After spending the past few months indoors, more people than ever are eager to get outside — especially since being in uncrowded, outdoor spaces remains a lower-risk activity. Among the different ways to spend time outside, hiking is one of the most accessible. “Money keeps a lot of people from hiking, but it doesn’t need to,” says Chyla Anderson, founder of the outdoor representation company Outdoorism, pointing to the misconception that expensive gear is needed even for a short day hike (defined by our experts as five miles or under). “All you need is gear that’s comfortable and safe for your environment,” she adds. Plus, contrary to popular opinion, hiking can happen anywhere. “See where you can hike from your front door,” suggests Amiththan Sebarajah, a writer and distance hiker who says that beginning hikers can learn about their body and preferences by going on short urban hikes around their neighborhood. “Especially now with coronavirus being what it is, it’s important to recreate responsibly. Do local hikes, and choose times during the day when trails are less crowded,” he adds.
Whether you’re going to hike across a city bridge or explore a nearby state park, we asked eight hiking experts, including a couple of folks who have thru-hiked the Appalachian Trail and several outdoor program leaders, about everything you need to know to begin hiking — down to how to choose a trail, what to bring in your backpack, and what to wear.
Choose your trail
Before you grab a water bottle or tie your shoes, all of the experts we spoke to suggest choosing a hike that meets your interests and physical needs. “Start out small,” advises Maggie Slepian, an Appalachian Trail thru-hiker and managing editor of hiking site The Trek. “A five-mile walk in town is very different from a five-mile hike — two and a half miles out and back — with 2,000 feet of elevation gain. It’s important to read a profile of the hike that you want to take and know what kind of terrain to expect,” she adds.
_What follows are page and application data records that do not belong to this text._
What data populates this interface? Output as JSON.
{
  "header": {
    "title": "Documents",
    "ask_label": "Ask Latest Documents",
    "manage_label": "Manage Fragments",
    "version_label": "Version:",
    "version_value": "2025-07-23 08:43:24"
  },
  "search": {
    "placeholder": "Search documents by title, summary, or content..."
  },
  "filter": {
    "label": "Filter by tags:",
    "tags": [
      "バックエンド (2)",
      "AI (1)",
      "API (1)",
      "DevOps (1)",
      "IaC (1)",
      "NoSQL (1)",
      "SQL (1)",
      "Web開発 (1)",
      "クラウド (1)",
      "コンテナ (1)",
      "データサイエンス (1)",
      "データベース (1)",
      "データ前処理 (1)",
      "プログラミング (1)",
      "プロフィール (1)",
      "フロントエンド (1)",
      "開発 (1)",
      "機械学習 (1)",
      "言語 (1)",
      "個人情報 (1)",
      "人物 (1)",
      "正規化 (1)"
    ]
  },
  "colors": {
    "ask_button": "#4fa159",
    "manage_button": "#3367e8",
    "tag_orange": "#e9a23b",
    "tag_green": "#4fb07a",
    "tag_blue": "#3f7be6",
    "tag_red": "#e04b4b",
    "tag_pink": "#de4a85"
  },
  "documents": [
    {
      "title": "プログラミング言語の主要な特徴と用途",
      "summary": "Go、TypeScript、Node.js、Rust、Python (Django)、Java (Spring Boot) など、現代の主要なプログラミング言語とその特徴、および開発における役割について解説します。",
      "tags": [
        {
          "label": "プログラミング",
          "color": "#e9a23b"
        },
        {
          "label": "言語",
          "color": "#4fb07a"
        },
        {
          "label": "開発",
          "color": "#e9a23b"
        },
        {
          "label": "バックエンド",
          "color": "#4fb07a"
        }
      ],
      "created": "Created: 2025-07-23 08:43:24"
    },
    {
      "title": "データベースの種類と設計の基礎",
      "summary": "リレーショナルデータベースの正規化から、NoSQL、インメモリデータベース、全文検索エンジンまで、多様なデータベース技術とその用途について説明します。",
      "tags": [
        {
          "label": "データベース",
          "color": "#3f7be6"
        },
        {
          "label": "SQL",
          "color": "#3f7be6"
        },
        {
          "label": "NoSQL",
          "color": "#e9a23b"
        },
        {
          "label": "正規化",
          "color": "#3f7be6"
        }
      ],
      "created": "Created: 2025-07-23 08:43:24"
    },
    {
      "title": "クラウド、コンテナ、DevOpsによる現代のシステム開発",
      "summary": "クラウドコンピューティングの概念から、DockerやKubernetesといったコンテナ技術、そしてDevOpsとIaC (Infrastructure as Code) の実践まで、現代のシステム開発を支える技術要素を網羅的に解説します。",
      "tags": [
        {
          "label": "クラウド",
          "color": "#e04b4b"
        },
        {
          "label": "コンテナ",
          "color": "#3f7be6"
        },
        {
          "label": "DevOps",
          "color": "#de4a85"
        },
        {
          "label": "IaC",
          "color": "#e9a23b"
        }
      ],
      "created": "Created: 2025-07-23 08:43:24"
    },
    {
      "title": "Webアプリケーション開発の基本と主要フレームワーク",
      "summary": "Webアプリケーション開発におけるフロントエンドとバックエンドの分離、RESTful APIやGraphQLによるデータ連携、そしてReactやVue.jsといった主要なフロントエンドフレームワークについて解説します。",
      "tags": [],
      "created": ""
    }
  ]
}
When it comes to learning more about a trail, nearly all of the experts recommend using All Trails, a free collection of 100,000-plus hiking, running, and mountain-biking routes (with an optional pro subscription), which are searchable by region, difficulty, and length. “You can also see community reviews of people who have recently been out on that hike, so if someone was just there, they might say if the trail was crowded or still full of snow,” says Nailah Blades, founder of Color Outside, an outdoor organization for women of color. According to a couple of experts, another way to crowdsource information about a trail is on Instagram. “A lot of times, I’ll find a trail on All Trails and then go on Instagram and look at the pictures people have posted, in order to scope the environment and read testimonials,” explains Jonathan Solomon, assistant director of Washington University in St. Louis’s John B. Ervin Scholars Program and an international hiker.
If you’re taking a day hike on a popular national or regional trail, namely the Appalachian Trail and Pacific Crest Trail, Sebarajah recommends Guthook Guides, which has GPS tracking even while your phone is offline. “You just have to follow the line on the map, and it shows you where water and campsites might be,” he explains. The app is free to download but requires in-app purchases for each guide, starting at $9 for different sections of the Appalachian Trail.
Another slightly more advanced app is Gaia, which both Sebarajah and Aaron Slosberg, director of student programming at Where There Be Dragons, recommend. “You can download topographic maps, and it has a little more capacity,” explains Slosberg, though he cautions people against constant tracking themselves during a hike. “Don’t be too scared about getting lost a little bit — it sounds kind of risky, but I really don’t think it is. You can download an offline map with an app or even through Google Maps so your GPS will still work in a wilderness area without service,” he explains.